> [Directions] Give the entries again, word for word.
── Data listing ──
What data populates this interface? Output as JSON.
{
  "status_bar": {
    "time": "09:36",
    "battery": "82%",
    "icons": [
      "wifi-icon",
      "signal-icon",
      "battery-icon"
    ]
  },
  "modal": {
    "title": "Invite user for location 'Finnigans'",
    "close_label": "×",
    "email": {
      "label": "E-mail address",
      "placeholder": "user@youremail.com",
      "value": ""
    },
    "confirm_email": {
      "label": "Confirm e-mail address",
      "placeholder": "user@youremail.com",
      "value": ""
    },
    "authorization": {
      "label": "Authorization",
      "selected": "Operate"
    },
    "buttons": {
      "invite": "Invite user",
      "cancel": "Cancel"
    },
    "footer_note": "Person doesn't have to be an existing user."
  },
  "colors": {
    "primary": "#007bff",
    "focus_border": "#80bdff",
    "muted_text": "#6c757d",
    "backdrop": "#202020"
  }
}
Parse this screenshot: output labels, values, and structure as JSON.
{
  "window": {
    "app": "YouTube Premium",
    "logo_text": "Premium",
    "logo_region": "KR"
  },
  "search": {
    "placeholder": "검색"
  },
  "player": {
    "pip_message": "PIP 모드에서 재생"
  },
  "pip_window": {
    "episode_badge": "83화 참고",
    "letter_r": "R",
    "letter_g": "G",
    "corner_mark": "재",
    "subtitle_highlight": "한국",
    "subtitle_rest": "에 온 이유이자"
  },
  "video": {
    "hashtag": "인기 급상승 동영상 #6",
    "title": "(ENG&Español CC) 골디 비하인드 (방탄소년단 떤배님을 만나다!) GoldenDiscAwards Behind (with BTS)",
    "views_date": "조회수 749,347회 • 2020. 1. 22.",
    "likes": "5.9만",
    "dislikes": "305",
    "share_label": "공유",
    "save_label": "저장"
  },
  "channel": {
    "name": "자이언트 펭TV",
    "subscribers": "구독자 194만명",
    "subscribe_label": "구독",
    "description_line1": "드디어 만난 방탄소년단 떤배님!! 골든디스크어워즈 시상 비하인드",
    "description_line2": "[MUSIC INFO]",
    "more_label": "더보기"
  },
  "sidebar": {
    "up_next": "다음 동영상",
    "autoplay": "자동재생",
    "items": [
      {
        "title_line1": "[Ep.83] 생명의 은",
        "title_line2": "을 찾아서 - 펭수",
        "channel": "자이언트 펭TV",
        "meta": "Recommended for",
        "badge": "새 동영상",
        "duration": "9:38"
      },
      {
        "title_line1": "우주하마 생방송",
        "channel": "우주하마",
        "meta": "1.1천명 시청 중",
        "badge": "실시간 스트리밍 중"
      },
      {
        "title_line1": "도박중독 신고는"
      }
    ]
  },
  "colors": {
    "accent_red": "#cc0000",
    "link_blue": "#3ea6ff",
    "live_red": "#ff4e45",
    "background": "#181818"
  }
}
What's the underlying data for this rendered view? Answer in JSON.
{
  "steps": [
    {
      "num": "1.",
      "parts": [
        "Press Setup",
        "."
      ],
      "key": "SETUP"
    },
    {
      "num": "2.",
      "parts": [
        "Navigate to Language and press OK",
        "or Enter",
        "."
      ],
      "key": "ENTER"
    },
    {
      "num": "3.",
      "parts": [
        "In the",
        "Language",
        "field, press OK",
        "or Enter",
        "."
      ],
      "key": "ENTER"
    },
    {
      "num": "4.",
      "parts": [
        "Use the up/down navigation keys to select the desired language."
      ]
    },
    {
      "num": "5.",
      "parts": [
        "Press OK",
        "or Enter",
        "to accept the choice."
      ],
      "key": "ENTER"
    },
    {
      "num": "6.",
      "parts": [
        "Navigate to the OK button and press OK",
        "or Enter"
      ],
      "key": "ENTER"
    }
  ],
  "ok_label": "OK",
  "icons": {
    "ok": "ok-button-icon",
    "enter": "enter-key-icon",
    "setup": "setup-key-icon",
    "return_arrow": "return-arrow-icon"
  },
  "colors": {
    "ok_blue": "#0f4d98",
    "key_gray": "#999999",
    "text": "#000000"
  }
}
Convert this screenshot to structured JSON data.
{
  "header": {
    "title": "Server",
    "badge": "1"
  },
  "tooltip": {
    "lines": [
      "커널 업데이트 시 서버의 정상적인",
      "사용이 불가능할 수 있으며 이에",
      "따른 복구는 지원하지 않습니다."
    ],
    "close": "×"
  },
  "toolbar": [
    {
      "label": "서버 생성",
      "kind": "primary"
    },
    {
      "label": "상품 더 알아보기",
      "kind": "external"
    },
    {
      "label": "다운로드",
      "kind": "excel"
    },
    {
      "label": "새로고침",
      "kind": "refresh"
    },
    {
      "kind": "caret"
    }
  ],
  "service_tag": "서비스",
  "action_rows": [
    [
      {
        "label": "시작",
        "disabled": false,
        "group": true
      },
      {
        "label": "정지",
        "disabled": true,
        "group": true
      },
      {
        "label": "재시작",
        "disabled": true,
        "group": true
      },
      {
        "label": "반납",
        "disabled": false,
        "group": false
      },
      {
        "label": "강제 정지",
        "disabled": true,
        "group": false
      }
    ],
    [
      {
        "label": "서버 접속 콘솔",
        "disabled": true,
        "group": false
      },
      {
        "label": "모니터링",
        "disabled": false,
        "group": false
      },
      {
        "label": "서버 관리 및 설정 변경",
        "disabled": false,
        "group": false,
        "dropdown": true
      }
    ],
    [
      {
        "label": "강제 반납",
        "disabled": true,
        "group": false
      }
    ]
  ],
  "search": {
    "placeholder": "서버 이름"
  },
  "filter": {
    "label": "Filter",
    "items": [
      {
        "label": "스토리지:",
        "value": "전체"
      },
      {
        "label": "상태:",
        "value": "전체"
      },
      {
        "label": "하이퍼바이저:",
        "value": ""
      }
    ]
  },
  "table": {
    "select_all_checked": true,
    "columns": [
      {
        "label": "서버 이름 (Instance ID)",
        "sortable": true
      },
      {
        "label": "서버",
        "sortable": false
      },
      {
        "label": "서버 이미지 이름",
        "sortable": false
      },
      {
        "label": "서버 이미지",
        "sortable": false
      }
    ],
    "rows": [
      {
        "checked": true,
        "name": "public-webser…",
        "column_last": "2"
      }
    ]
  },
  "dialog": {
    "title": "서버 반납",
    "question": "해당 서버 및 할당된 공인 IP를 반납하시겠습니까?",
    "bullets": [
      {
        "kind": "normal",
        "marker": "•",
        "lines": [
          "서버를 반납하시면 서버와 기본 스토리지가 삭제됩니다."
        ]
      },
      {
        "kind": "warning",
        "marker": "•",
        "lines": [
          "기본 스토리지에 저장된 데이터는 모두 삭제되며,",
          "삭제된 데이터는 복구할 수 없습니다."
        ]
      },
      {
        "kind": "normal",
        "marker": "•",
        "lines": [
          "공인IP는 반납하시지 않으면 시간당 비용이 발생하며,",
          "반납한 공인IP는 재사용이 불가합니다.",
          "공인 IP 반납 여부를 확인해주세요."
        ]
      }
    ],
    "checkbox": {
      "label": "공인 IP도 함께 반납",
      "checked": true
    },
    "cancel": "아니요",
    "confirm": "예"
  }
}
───
> [Solved problem]
What data populates this interface? Output as JSON.
{
  "status_bar": {
    "time": "09:36",
    "battery": "82%",
    "icons": [
      "wifi-icon",
      "signal-icon",
      "battery-icon"
    ]
  },
  "modal": {
    "title": "Invite user for location 'Finnigans'",
    "close_label": "×",
    "email": {
      "label": "E-mail address",
      "placeholder": "user@youremail.com",
      "value": ""
    },
    "confirm_email": {
      "label": "Confirm e-mail address",
      "placeholder": "user@youremail.com",
      "value": ""
    },
    "authorization": {
      "label": "Authorization",
      "selected": "Operate"
    },
    "buttons": {
      "invite": "Invite user",
      "cancel": "Cancel"
    },
    "footer_note": "Person doesn't have to be an existing user."
  },
  "colors": {
    "primary": "#007bff",
    "focus_border": "#80bdff",
    "muted_text": "#6c757d",
    "backdrop": "#202020"
  }
}
Parse this screenshot: output labels, values, and structure as JSON.
{
  "window": {
    "app": "YouTube Premium",
    "logo_text": "Premium",
    "logo_region": "KR"
  },
  "search": {
    "placeholder": "검색"
  },
  "player": {
    "pip_message": "PIP 모드에서 재생"
  },
  "pip_window": {
    "episode_badge": "83화 참고",
    "letter_r": "R",
    "letter_g": "G",
    "corner_mark": "재",
    "subtitle_highlight": "한국",
    "subtitle_rest": "에 온 이유이자"
  },
  "video": {
    "hashtag": "인기 급상승 동영상 #6",
    "title": "(ENG&Español CC) 골디 비하인드 (방탄소년단 떤배님을 만나다!) GoldenDiscAwards Behind (with BTS)",
    "views_date": "조회수 749,347회 • 2020. 1. 22.",
    "likes": "5.9만",
    "dislikes": "305",
    "share_label": "공유",
    "save_label": "저장"
  },
  "channel": {
    "name": "자이언트 펭TV",
    "subscribers": "구독자 194만명",
    "subscribe_label": "구독",
    "description_line1": "드디어 만난 방탄소년단 떤배님!! 골든디스크어워즈 시상 비하인드",
    "description_line2": "[MUSIC INFO]",
    "more_label": "더보기"
  },
  "sidebar": {
    "up_next": "다음 동영상",
    "autoplay": "자동재생",
    "items": [
      {
        "title_line1": "[Ep.83] 생명의 은",
        "title_line2": "을 찾아서 - 펭수",
        "channel": "자이언트 펭TV",
        "meta": "Recommended for",
        "badge": "새 동영상",
        "duration": "9:38"
      },
      {
        "title_line1": "우주하마 생방송",
        "channel": "우주하마",
        "meta": "1.1천명 시청 중",
        "badge": "실시간 스트리밍 중"
      },
      {
        "title_line1": "도박중독 신고는"
      }
    ]
  },
  "colors": {
    "accent_red": "#cc0000",
    "link_blue": "#3ea6ff",
    "live_red": "#ff4e45",
    "background": "#181818"
  }
}
What's the underlying data for this rendered view? Answer in JSON.
{
  "steps": [
    {
      "num": "1.",
      "parts": [
        "Press Setup",
        "."
      ],
      "key": "SETUP"
    },
    {
      "num": "2.",
      "parts": [
        "Navigate to Language and press OK",
        "or Enter",
        "."
      ],
      "key": "ENTER"
    },
    {
      "num": "3.",
      "parts": [
        "In the",
        "Language",
        "field, press OK",
        "or Enter",
        "."
      ],
      "key": "ENTER"
    },
    {
      "num": "4.",
      "parts": [
        "Use the up/down navigation keys to select the desired language."
      ]
    },
    {
      "num": "5.",
      "parts": [
        "Press OK",
        "or Enter",
        "to accept the choice."
      ],
      "key": "ENTER"
    },
    {
      "num": "6.",
      "parts": [
        "Navigate to the OK button and press OK",
        "or Enter"
      ],
      "key": "ENTER"
    }
  ],
  "ok_label": "OK",
  "icons": {
    "ok": "ok-button-icon",
    "enter": "enter-key-icon",
    "setup": "setup-key-icon",
    "return_arrow": "return-arrow-icon"
  },
  "colors": {
    "ok_blue": "#0f4d98",
    "key_gray": "#999999",
    "text": "#000000"
  }
}
Convert this screenshot to structured JSON data.
{
  "header": {
    "title": "Server",
    "badge": "1"
  },
  "tooltip": {
    "lines": [
      "커널 업데이트 시 서버의 정상적인",
      "사용이 불가능할 수 있으며 이에",
      "따른 복구는 지원하지 않습니다."
    ],
    "close": "×"
  },
  "toolbar": [
    {
      "label": "서버 생성",
      "kind": "primary"
    },
    {
      "label": "상품 더 알아보기",
      "kind": "external"
    },
    {
      "label": "다운로드",
      "kind": "excel"
    },
    {
      "label": "새로고침",
      "kind": "refresh"
    },
    {
      "kind": "caret"
    }
  ],
  "service_tag": "서비스",
  "action_rows": [
    [
      {
        "label": "시작",
        "disabled": false,
        "group": true
      },
      {
        "label": "정지",
        "disabled": true,
        "group": true
      },
      {
        "label": "재시작",
        "disabled": true,
        "group": true
      },
      {
        "label": "반납",
        "disabled": false,
        "group": false
      },
      {
        "label": "강제 정지",
        "disabled": true,
        "group": false
      }
    ],
    [
      {
        "label": "서버 접속 콘솔",
        "disabled": true,
        "group": false
      },
      {
        "label": "모니터링",
        "disabled": false,
        "group": false
      },
      {
        "label": "서버 관리 및 설정 변경",
        "disabled": false,
        "group": false,
        "dropdown": true
      }
    ],
    [
      {
        "label": "강제 반납",
        "disabled": true,
        "group": false
      }
    ]
  ],
  "search": {
    "placeholder": "서버 이름"
  },
  "filter": {
    "label": "Filter",
    "items": [
      {
        "label": "스토리지:",
        "value": "전체"
      },
      {
        "label": "상태:",
        "value": "전체"
      },
      {
        "label": "하이퍼바이저:",
        "value": ""
      }
    ]
  },
  "table": {
    "select_all_checked": true,
    "columns": [
      {
        "label": "서버 이름 (Instance ID)",
        "sortable": true
      },
      {
        "label": "서버",
        "sortable": false
      },
      {
        "label": "서버 이미지 이름",
        "sortable": false
      },
      {
        "label": "서버 이미지",
        "sortable": false
      }
    ],
    "rows": [
      {
        "checked": true,
        "name": "public-webser…",
        "column_last": "2"
      }
    ]
  },
  "dialog": {
    "title": "서버 반납",
    "question": "해당 서버 및 할당된 공인 IP를 반납하시겠습니까?",
    "bullets": [
      {
        "kind": "normal",
        "marker": "•",
        "lines": [
          "서버를 반납하시면 서버와 기본 스토리지가 삭제됩니다."
        ]
      },
      {
        "kind": "warning",
        "marker": "•",
        "lines": [
          "기본 스토리지에 저장된 데이터는 모두 삭제되며,",
          "삭제된 데이터는 복구할 수 없습니다."
        ]
      },
      {
        "kind": "normal",
        "marker": "•",
        "lines": [
          "공인IP는 반납하시지 않으면 시간당 비용이 발생하며,",
          "반납한 공인IP는 재사용이 불가합니다.",
          "공인 IP 반납 여부를 확인해주세요."
        ]
      }
    ],
    "checkbox": {
      "label": "공인 IP도 함께 반납",
      "checked": true
    },
    "cancel": "아니요",
    "confirm": "예"
  }
}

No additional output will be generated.